“This week I began by soldering wires to the springs. Then I connected those to the acrylic circles. I also connected to other aAcrylic circles to the previous ones. Lastly, I sanded the rim of the battery tube to allow the springs to fit in.”
“I worked on the end-caps for the motor. It required acrylic cement, which was very liquidy. It was difficult putting on the discs because they were very tight. Next I'll need to solder the button terminal.”
“I'm working on the end caps for the electronics tube. So far, I haven't completed anything because the one piece my whole section of the build is dependent on is the cut off piece of syringe. This is a problem because we don't currently have anything that can cut it effectively. We need to have something to clamp it down and something sharp enough to cut it.”
Overall the class is moving ahead with a positive mindset. I am pleased to see students helping each other and being particularly careful as they complete their parts of the project. We are all very excited about getting the ROV wet soon! The limnology class provided some good insight into what type of data they are looking to collect. They have some research to complete and we have decided that we will focus on providing them with a baseline mapping of Baylor Lake that they will be able to use for reference later. We are working on sensor development as well but our energies have been focused on our ROV at the moment.
Founded in 1893, Baylor is an independent, coeducational, day and boarding school for 1,050 students in grade 6-12. Located in Chattanooga, Tenn., our boarding students represent 19 countries and 21 states.
Situated on the bank of the Tennessee River, Baylor has access to a truly remarkable water ecosystem.
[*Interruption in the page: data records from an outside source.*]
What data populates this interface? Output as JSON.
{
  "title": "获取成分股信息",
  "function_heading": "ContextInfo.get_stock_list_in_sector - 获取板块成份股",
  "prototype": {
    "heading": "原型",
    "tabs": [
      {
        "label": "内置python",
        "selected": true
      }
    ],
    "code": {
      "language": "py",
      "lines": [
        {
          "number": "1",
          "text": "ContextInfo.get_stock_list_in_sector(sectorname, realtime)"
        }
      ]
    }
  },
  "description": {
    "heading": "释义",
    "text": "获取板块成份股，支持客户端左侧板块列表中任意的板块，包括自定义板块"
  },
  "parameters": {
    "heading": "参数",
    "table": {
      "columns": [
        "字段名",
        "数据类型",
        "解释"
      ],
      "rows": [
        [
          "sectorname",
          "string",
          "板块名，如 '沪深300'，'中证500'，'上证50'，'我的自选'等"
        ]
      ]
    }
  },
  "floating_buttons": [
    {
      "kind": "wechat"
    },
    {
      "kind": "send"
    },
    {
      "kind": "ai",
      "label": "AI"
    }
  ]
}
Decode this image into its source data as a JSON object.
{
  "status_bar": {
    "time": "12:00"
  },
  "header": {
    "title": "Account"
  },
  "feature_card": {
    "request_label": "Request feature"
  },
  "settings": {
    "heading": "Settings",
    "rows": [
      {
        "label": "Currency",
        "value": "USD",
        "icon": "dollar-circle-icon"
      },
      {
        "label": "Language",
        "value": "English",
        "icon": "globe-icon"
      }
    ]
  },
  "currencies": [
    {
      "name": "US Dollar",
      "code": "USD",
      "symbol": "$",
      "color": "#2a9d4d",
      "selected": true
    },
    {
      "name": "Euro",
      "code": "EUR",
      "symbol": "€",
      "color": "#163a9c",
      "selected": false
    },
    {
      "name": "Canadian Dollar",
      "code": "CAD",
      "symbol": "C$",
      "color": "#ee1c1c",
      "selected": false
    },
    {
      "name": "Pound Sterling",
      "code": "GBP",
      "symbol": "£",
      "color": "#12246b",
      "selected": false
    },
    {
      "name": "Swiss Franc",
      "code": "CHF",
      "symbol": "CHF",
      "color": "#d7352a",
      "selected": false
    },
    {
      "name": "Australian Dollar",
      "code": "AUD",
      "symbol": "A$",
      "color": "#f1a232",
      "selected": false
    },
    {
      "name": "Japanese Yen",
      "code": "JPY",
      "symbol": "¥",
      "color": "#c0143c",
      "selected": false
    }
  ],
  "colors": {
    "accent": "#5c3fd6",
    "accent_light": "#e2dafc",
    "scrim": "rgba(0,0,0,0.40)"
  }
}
In collaboration with the Tennessee River Gorge Trust, Baylor School students are becoming stewards of Williams Island – a 400-acre wilderness within easy rowing distance. The island is already the site for archaeology and ornithology projects as well as recreational pursuits such as camping and fishing. Baylor School also hosts an aquatic summer camp in partnership with the Tennessee Aquarium, funded by the National Science Foundation.
With this project, Baylor looks forward to bringing more of our student learning to the water. We are planning to do an extensive aerial and underwater analysis of Baylor Lake. The lake, located within the boundaries of campus, is affected by rainwater runoff as well as the dam that creates Chickamauga Reservoir. Using remotely controlled devices, we will monitor and compare the lake before, during, and after periods of rain. This documentation will be used by future Baylor students to establish long term records and comparisons of the lake and its conditions.